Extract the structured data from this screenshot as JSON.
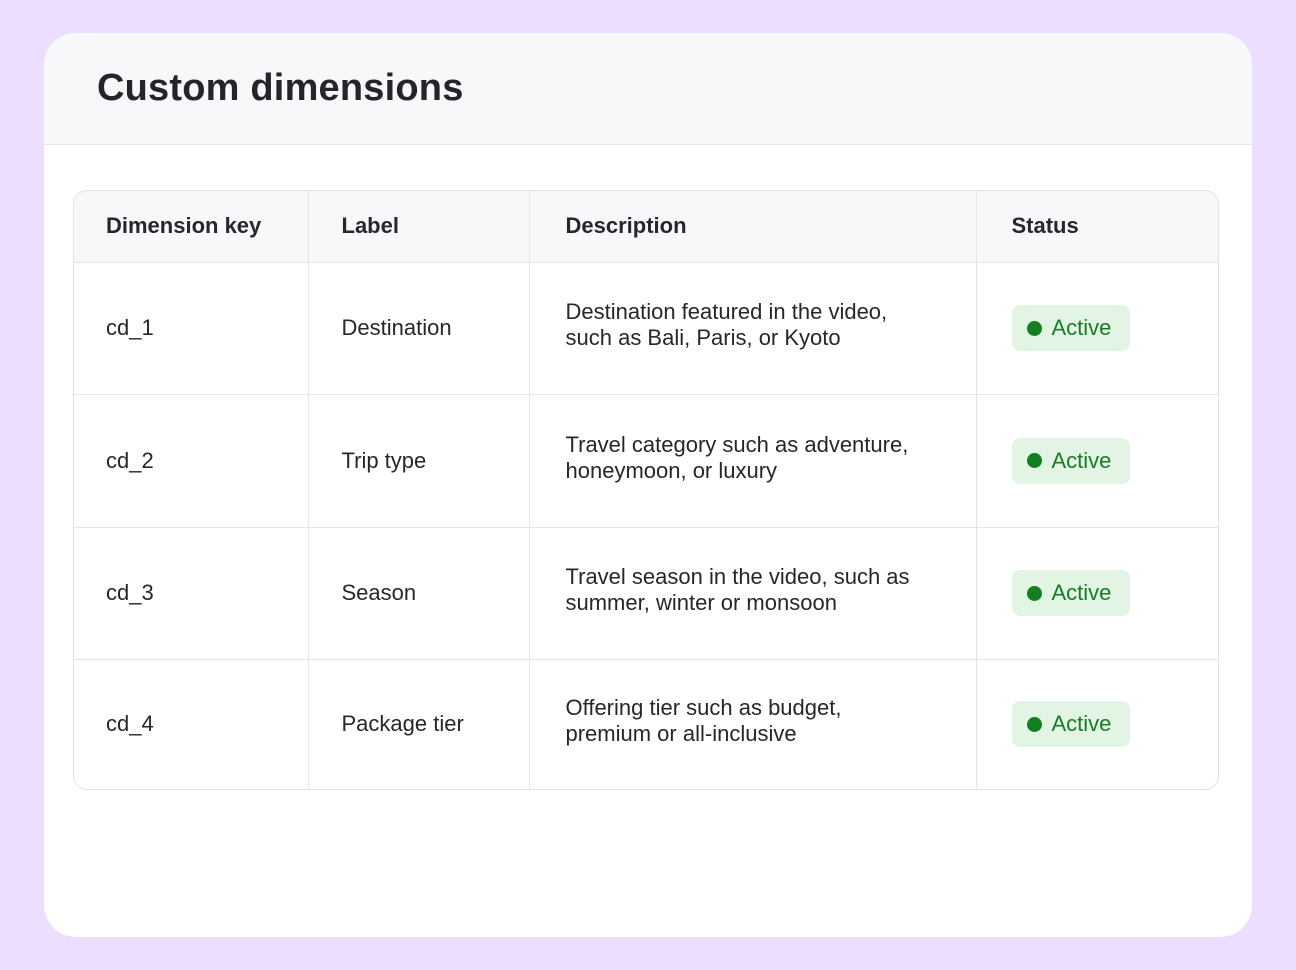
{
  "card": {
    "title": "Custom dimensions"
  },
  "table": {
    "headers": [
      "Dimension key",
      "Label",
      "Description",
      "Status"
    ],
    "rows": [
      {
        "key": "cd_1",
        "label": "Destination",
        "description_line1": "Destination featured in the video,",
        "description_line2": "such as Bali, Paris, or Kyoto",
        "status": "Active"
      },
      {
        "key": "cd_2",
        "label": "Trip type",
        "description_line1": "Travel category such as adventure,",
        "description_line2": "honeymoon, or luxury",
        "status": "Active"
      },
      {
        "key": "cd_3",
        "label": "Season",
        "description_line1": "Travel season in the video, such as",
        "description_line2": "summer, winter or monsoon",
        "status": "Active"
      },
      {
        "key": "cd_4",
        "label": "Package tier",
        "description_line1": "Offering tier such as budget,",
        "description_line2": "premium or all-inclusive",
        "status": "Active"
      }
    ]
  },
  "colors": {
    "page_background": "#ebdeff",
    "status_active_bg": "#e2f5e5",
    "status_active_text": "#1b7a25",
    "status_active_dot": "#12801e"
  },
  "icons": {
    "status_indicator": "status-dot-icon"
  }
}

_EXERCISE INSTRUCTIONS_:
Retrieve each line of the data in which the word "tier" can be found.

_EXPECTED ANSWER_:
        "label": "Package tier",
        "description_line1": "Offering tier such as budget,",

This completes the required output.